↓

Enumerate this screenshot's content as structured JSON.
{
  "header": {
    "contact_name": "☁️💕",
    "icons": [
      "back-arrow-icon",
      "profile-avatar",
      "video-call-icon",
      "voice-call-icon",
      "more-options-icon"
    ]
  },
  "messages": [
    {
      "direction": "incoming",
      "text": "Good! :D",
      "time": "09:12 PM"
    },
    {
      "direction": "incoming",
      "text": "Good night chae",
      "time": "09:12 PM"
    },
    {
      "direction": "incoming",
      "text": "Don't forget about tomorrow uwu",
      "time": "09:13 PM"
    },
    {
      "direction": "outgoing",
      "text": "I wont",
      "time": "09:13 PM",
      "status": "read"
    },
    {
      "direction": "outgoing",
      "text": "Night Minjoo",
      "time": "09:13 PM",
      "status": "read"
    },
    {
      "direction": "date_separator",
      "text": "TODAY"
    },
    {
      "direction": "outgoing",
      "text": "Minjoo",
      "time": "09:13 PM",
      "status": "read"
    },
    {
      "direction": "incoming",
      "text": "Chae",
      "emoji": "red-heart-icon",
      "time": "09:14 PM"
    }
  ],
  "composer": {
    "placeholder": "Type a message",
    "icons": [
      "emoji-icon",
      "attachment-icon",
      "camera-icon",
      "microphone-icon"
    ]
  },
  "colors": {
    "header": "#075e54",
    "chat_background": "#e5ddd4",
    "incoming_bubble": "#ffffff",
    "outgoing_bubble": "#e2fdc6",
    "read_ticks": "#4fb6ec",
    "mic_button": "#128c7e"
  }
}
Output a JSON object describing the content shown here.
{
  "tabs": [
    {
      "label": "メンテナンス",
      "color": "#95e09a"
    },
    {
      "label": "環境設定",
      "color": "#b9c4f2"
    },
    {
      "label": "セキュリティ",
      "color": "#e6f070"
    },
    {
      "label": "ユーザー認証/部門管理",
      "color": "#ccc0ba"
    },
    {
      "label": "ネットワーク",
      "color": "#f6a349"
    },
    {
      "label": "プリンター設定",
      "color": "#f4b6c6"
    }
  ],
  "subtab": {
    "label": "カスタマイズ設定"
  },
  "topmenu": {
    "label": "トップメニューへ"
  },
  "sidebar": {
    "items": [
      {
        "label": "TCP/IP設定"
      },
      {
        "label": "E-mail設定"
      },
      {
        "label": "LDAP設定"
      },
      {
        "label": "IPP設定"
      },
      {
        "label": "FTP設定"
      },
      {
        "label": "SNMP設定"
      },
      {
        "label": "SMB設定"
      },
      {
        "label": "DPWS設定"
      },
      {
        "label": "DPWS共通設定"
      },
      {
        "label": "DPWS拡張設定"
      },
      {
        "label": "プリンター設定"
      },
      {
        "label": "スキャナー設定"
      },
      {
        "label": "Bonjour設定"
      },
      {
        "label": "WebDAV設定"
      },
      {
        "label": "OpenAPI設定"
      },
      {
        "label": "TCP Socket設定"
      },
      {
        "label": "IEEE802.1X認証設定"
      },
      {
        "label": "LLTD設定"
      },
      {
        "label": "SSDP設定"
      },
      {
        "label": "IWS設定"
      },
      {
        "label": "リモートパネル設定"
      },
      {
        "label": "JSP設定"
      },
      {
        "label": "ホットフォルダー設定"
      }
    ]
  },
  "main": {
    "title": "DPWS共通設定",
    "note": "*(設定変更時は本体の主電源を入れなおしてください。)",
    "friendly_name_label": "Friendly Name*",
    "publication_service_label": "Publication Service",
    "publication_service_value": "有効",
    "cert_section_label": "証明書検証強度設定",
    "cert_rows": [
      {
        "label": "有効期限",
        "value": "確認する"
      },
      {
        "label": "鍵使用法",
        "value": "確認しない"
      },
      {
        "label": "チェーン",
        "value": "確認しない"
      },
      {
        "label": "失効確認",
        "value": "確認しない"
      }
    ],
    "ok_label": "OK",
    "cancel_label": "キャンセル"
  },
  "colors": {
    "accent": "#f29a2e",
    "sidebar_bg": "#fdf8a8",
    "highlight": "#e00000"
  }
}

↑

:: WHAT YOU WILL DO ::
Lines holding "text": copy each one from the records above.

:: RESPONSE TO THE TASK ::
      "text": "Good! :D",
      "text": "Good night chae",
      "text": "Don't forget about tomorrow uwu",
      "text": "I wont",
      "text": "Night Minjoo",
      "text": "TODAY"
      "text": "Minjoo",
      "text": "Chae",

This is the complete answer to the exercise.